### EXERCISE AIM
Report how many lines below contain the word "name", giving the number and no other words.

==== GIVEN RECORDS

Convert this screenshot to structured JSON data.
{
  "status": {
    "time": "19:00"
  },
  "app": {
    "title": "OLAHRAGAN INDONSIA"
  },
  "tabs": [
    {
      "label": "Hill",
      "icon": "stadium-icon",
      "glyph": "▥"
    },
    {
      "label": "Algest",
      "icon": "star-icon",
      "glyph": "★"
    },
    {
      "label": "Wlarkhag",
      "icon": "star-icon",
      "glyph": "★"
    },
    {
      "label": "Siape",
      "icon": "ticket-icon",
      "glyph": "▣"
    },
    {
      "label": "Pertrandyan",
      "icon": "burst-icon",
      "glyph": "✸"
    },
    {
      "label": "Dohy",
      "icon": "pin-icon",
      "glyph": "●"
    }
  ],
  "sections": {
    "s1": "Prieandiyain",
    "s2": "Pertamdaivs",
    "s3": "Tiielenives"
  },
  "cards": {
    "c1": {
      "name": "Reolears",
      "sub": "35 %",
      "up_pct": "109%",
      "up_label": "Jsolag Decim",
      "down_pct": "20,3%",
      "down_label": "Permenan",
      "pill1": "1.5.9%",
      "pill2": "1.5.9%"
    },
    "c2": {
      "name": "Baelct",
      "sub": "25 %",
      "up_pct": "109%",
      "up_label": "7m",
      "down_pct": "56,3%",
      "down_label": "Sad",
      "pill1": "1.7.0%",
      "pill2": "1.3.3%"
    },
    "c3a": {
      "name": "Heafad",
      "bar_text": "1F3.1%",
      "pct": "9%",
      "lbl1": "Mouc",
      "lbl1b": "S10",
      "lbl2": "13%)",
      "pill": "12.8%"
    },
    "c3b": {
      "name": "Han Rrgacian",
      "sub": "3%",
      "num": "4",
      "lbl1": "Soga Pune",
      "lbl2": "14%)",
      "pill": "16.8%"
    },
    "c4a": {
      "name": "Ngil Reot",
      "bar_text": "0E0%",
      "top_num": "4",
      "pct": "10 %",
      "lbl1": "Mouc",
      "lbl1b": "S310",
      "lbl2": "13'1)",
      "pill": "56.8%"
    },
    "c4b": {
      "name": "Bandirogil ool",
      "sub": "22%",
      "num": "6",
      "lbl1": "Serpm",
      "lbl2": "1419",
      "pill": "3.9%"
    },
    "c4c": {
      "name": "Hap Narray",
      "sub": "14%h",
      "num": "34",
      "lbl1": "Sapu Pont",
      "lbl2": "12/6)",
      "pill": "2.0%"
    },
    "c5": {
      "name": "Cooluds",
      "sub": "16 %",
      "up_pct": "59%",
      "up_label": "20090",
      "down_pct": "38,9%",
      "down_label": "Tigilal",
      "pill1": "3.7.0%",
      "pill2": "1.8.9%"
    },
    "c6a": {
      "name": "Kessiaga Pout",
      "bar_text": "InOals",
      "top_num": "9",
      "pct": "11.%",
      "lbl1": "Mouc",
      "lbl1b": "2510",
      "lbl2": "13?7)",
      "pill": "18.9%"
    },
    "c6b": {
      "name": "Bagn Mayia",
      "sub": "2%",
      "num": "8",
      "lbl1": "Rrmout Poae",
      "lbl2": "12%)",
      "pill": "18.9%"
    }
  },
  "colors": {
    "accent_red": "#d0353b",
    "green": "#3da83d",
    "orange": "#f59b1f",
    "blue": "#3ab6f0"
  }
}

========

### WRITTEN REPLY
10